“You’ve recently heard from educational representatives that they continue to pay copyright licences. To be clear, they continue to pay some licences; mostly for expensive foreign journal content. But they are not paying the reasonable and affordable collective licences of Canada’s commercial authors and publishers. Each year in Canada, over 600 million pages of published writing is copied for use in educational course packs, both print and digital – and the education sector is essentially claiming all of that work for free. That is the real-world result of education’s copying policies.
“Those same policies have been thoroughly discredited by York University’s copyright infringement loss in Federal Court; and yet they are still widely in use by school boards and post-secondary institutions across the country. Canadian schools and education ministries are now actually suing Canada’s authors, through our collective, in a desperate attempt to re-establish the ground they lost in the York case. As a result of all this, many Canadian authors have simply called it a day and stopped creating new works.
“I ask you – are these the outcomes Parliament desired in 2012?
“Canada’s authors embrace the future. We don’t fear innovation, disruption, or the natural evolution of the marketplace. We lead those things. We create mobile literatures and cross-platform, multi-media work that is stretching and expanding the definition of the word ‘book’ in exciting ways. I myself do most of my creative writing on my mobile phone.
“But we’ve all learned a lot about digital disruption in the last six years. The scandalous misuse of private data by online platforms is not unrelated to the crisis of unfair copying of creative content. Both arise from a “free culture” ethos that counsels taking first and asking for permission later (if at all).
“This devalues the work of creative professionals. Most other nations have wisely resisted the siren call of free culture. Canada, sadly, is the outlier.
“Right now, Canada’s writers and publishers have authorized and directed our collective to design a blockchain-enabled rights management system. That is real Canadian innovation; but it won’t succeed without a clear, strong law at its back.
“Authors are investors in education. Most of us have advanced degrees. We all pay taxes, and many of us are, or will soon be, paying our children’s tuitions. My own annual Access Copyright cheque used to go directly into my kids’ registered education savings plans. That’s pointless now. Our labour creates the content so often copied by our schools. We do not deserve this unfair dealing.

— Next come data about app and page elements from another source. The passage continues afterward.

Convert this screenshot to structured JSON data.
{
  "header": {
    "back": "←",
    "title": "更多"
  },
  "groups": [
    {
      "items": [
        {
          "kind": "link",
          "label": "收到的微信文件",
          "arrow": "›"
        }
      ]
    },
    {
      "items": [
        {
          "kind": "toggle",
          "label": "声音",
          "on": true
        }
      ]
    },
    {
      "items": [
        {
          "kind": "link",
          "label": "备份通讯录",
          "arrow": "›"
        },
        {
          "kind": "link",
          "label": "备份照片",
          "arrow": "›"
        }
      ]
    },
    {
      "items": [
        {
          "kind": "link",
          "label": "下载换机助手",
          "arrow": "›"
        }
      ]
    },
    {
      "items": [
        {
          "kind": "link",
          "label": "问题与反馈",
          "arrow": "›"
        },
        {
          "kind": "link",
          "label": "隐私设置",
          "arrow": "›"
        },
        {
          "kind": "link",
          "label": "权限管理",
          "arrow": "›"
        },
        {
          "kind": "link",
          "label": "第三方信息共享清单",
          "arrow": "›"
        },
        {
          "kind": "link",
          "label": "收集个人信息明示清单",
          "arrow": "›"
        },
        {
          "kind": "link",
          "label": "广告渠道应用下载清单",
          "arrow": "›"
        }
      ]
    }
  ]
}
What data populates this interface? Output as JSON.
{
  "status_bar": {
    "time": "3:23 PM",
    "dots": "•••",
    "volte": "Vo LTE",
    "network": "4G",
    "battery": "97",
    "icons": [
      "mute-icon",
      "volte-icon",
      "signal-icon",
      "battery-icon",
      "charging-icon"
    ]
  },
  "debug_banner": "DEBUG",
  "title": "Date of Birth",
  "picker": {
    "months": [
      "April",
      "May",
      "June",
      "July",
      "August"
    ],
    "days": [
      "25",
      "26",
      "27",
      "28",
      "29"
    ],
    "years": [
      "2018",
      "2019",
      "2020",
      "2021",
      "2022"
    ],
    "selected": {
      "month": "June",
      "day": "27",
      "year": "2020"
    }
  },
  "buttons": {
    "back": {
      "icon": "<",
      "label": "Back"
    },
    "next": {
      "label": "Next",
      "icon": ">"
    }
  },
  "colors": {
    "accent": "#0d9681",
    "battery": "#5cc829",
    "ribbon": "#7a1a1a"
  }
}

“The solution is simple and it’s truly fair. Remove education as a category of fair dealing, and require collective licensing for educational copying. The word “education” has been in the fair dealing section less than a decade, and all it’s done is cause damage and clog the courts. The existence of a reasonable, regulated, collective licensing structure is the access solution favoured by most of our global partners. It should be ours as well. Thank you.”
(You can also watch the full video of the testimony and questions here.)
© John Degen, 2018
Image courtesy of the Parliament of Canada